Which Joe gave his name to ‘sloppy joes’? We look at five interesting sandwiches and their lexical origins.
Too obviously good or honest to be thought capable of wrongdoing.
reliable, dependable, honest, full of integrity, worthy of trust, honourable, upright, principled, true, truthful, as good as one's word, ethical, virtuous, incorruptible, unimpeachable, above suspicionView synonyms
- ‘In any case, it seems to me that recusal is not about the technicalities of a conflict of interest but about making sure that the court's decisions are above suspicion.’
- ‘Given the match-fixing scandals that are erupting daily from Africa and Asia, the departure of one of the few superstars above suspicion would be a huge blow to world cricket.’
- ‘She said her husband's patriotism was above suspicion.’
- ‘That's not to say he was above suspicion for conventional terrorist attacks himself - he is believed responsible for a number of bombings and assassinations.’

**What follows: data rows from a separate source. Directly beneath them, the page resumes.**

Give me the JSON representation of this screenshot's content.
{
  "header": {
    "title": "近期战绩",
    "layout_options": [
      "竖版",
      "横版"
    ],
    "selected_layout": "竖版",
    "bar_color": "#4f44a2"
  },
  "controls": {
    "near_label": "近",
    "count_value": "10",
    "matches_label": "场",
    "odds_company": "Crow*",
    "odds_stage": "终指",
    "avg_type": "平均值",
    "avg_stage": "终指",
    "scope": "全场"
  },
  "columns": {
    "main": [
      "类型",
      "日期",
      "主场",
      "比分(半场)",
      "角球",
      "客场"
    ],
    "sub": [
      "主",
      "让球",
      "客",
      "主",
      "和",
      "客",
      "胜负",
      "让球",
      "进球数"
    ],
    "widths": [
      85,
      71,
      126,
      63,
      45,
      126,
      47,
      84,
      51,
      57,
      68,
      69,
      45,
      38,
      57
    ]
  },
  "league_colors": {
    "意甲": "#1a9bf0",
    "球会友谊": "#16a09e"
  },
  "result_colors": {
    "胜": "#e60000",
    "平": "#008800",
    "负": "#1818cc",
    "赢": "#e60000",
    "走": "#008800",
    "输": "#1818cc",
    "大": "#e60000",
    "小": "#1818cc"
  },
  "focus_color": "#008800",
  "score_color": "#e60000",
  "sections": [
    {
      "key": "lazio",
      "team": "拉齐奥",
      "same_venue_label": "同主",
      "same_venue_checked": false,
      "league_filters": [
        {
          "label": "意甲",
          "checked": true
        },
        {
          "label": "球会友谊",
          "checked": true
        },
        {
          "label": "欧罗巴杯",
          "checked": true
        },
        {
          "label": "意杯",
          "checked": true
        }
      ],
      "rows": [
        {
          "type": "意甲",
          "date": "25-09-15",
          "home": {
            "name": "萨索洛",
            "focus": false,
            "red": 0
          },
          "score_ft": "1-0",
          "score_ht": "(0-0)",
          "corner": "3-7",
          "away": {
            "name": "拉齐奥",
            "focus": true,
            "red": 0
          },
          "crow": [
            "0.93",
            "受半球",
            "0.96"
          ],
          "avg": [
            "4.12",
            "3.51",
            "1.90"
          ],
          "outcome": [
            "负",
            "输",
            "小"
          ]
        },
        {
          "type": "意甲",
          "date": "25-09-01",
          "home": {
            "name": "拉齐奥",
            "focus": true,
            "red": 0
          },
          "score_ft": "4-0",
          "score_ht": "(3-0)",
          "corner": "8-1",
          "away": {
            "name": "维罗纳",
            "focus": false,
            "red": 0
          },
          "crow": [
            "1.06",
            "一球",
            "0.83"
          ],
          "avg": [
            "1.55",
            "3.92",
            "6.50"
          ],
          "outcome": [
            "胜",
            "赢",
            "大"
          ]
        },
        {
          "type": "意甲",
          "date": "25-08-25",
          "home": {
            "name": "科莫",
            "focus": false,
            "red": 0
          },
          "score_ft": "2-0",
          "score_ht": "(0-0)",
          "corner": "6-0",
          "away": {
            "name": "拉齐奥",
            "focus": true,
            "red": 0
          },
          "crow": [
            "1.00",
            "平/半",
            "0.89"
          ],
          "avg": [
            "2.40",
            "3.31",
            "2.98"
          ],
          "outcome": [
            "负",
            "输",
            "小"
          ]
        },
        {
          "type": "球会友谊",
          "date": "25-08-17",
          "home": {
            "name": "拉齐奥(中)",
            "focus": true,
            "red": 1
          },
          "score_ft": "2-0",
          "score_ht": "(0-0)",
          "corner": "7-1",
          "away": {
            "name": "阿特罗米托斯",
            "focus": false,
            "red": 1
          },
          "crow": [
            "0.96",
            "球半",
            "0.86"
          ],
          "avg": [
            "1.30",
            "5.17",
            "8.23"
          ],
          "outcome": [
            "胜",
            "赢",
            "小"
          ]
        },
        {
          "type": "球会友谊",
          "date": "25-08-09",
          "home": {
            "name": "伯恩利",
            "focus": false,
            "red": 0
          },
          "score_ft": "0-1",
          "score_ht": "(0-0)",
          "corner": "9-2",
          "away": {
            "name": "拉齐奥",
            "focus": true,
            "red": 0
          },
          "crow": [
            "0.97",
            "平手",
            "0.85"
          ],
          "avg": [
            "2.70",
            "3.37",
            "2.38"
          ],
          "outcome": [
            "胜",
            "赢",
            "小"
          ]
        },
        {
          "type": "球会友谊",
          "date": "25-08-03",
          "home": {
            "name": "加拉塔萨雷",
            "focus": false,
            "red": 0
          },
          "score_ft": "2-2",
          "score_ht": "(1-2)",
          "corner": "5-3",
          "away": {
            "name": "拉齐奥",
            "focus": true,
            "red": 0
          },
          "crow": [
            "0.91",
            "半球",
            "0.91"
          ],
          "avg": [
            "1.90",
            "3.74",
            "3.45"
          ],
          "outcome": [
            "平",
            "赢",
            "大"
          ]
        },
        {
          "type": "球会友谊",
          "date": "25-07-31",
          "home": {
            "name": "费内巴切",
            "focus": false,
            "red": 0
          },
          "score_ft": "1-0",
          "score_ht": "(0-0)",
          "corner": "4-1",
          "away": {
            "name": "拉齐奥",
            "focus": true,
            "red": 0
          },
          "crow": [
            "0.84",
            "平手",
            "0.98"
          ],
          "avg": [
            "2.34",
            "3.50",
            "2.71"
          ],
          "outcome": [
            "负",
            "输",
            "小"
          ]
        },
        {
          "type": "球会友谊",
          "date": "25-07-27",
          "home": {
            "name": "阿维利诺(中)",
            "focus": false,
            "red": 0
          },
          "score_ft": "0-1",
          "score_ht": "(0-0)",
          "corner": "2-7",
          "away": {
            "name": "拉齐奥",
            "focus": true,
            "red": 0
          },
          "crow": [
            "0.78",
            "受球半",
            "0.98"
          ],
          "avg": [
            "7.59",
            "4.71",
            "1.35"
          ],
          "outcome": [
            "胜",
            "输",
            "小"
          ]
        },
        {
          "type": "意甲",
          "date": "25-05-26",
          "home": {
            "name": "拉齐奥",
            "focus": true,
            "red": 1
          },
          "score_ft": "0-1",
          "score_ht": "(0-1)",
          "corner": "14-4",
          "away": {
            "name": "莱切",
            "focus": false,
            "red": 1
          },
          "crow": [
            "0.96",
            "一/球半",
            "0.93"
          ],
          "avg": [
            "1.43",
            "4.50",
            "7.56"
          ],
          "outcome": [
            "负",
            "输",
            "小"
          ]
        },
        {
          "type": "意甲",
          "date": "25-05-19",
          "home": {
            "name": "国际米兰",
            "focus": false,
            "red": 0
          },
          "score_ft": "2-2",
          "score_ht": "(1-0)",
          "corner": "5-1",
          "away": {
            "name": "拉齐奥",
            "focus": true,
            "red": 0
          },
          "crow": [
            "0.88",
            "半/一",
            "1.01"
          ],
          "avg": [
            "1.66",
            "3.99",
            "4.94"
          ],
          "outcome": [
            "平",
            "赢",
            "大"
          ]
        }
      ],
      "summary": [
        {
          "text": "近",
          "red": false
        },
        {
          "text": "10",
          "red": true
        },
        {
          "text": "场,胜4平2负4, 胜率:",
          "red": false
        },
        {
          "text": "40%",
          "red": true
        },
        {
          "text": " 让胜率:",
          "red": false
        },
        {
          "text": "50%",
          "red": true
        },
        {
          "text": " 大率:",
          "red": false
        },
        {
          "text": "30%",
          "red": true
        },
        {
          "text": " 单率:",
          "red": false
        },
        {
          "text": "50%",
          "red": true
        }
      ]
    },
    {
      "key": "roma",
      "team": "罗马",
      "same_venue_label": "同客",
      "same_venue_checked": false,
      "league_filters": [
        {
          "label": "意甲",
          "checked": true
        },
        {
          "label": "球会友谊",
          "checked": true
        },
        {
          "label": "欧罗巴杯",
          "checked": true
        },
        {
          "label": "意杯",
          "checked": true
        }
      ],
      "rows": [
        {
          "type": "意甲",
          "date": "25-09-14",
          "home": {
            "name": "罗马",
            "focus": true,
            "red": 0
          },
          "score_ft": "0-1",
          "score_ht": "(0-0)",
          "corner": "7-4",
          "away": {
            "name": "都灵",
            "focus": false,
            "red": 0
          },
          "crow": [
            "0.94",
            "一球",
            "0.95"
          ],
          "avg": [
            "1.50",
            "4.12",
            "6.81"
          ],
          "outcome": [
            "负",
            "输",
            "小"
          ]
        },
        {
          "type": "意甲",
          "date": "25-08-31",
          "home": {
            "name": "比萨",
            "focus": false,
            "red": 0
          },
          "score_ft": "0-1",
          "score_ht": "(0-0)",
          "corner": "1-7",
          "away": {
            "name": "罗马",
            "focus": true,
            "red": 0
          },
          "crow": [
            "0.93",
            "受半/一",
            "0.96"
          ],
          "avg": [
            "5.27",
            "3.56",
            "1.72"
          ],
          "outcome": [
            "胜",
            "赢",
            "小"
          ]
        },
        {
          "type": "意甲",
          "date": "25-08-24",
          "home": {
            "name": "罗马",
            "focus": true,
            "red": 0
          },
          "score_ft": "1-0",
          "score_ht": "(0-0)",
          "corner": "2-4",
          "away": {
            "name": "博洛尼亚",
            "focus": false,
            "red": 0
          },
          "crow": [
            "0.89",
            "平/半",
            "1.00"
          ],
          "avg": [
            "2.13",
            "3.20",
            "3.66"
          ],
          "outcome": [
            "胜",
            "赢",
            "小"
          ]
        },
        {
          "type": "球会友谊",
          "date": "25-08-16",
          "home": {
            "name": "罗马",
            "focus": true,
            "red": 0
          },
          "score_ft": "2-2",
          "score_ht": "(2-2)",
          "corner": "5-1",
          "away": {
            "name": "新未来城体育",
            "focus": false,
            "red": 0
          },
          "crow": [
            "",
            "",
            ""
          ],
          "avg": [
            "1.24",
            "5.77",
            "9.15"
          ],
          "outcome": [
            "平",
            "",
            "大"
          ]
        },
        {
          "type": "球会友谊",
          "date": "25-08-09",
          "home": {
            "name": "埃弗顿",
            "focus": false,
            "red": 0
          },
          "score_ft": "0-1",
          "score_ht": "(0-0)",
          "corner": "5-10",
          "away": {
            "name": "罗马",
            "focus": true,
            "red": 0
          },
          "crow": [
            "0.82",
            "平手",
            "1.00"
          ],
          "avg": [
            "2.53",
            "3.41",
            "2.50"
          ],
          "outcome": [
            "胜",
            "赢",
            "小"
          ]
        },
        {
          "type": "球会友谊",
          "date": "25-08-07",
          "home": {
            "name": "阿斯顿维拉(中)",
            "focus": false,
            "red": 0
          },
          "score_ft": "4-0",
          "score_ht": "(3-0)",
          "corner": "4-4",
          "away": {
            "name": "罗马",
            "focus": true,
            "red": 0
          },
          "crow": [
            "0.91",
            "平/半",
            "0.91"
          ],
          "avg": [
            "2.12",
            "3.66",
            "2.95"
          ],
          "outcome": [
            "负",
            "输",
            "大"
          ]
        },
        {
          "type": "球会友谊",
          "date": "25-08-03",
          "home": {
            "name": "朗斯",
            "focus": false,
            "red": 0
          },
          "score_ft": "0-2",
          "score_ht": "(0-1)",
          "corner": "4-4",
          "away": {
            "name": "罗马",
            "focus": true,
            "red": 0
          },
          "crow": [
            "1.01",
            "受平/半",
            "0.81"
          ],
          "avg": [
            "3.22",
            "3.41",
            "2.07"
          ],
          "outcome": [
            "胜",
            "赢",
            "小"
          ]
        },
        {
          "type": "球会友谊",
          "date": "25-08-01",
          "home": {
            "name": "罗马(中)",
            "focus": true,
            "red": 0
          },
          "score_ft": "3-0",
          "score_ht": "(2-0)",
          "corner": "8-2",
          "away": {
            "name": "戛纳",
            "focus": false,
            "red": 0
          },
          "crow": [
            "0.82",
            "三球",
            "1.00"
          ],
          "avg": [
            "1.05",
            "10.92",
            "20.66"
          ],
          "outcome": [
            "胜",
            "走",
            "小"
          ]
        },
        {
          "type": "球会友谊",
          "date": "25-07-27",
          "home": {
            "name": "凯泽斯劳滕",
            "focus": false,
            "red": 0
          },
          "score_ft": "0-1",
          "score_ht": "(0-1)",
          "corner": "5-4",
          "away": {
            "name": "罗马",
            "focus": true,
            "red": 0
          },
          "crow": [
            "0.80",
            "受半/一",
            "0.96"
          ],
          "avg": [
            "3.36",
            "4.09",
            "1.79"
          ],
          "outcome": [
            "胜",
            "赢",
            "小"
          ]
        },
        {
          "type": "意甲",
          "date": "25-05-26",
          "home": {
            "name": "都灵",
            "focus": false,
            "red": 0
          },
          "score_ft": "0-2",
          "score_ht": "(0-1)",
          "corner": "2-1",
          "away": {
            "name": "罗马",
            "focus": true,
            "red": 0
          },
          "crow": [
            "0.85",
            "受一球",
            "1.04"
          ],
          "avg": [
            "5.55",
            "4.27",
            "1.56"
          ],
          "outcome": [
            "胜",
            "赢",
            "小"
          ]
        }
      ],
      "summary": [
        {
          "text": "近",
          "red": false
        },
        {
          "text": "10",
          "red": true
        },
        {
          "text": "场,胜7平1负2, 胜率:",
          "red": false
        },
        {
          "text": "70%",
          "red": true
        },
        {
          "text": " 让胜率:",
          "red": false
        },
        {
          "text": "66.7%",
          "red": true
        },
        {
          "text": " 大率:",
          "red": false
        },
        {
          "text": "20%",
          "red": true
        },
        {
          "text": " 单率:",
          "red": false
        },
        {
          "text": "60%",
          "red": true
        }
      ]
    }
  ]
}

- ‘‘The court dismissed any suggestion that the manner of discovery of this exhibit was not above suspicion,’ they said.’
- ‘The Republicans adopted the now-obsolete rule in 1993 as part of a campaign to portray themselves as ethically above suspicion.’

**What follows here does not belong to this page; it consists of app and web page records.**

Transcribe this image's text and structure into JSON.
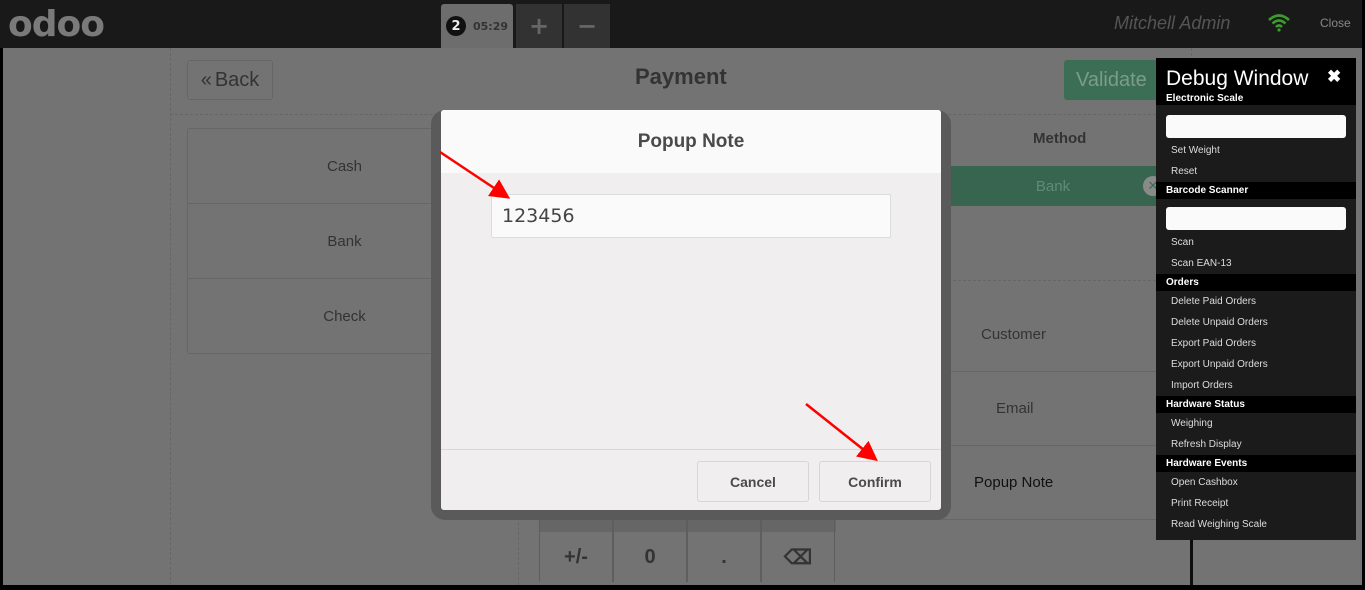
{
  "topbar": {
    "logo": "odoo",
    "order_number": "2",
    "order_time": "05:29",
    "add_order": "+",
    "remove_order": "−",
    "user_name": "Mitchell Admin",
    "close_label": "Close",
    "wifi_color": "#3c9a2e"
  },
  "payment": {
    "back_label": "Back",
    "back_icon": "«",
    "title": "Payment",
    "validate_label": "Validate",
    "methods": [
      "Cash",
      "Bank",
      "Check"
    ],
    "lines_header": "Method",
    "lines": [
      {
        "method": "Bank"
      }
    ],
    "side_buttons": [
      "Customer",
      "Email",
      "Popup Note"
    ],
    "numpad_bottom_row": [
      "+/-",
      "0",
      ".",
      "⌫"
    ]
  },
  "popup": {
    "title": "Popup Note",
    "input_value": "123456",
    "cancel_label": "Cancel",
    "confirm_label": "Confirm"
  },
  "debug": {
    "title": "Debug Window",
    "close_icon": "✖",
    "sections": {
      "electronic_scale": "Electronic Scale",
      "set_weight": "Set Weight",
      "reset": "Reset",
      "barcode_scanner": "Barcode Scanner",
      "scan": "Scan",
      "scan_ean13": "Scan EAN-13",
      "orders": "Orders",
      "delete_paid": "Delete Paid Orders",
      "delete_unpaid": "Delete Unpaid Orders",
      "export_paid": "Export Paid Orders",
      "export_unpaid": "Export Unpaid Orders",
      "import_orders": "Import Orders",
      "hardware_status": "Hardware Status",
      "weighing": "Weighing",
      "refresh_display": "Refresh Display",
      "hardware_events": "Hardware Events",
      "open_cashbox": "Open Cashbox",
      "print_receipt": "Print Receipt",
      "read_weighing_scale": "Read Weighing Scale"
    }
  },
  "annotations": {
    "arrow_color": "#ff0000"
  }
}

- ‘This is the UN's responsibility, he said, adding that NATO's reputation and credibility in the region is not above suspicion.’
- ‘If our athletes and officials are serious about being seen to be above suspicion then training in Mexico should never have been factored into the mix, and should cease forthwith.’
- ‘A significant proportion of the surface measurements are therefore suspect, while the atmospheric measurements are above suspicion and reliable.’
- ‘I stepped away from that because I genuinely believed that the platform that I have as an artist, the work that I do with the United Nations, sits above suspicion because I have no agenda, so to speak.’
We take a look at several popular, though confusing, punctuation marks.
From Afghanistan to Zimbabwe, discover surprising and intriguing language facts from around the globe.
The definitions of ‘buddy’ and ‘bro’ in the OED have recently been revised. We explore their history and increase in popularity.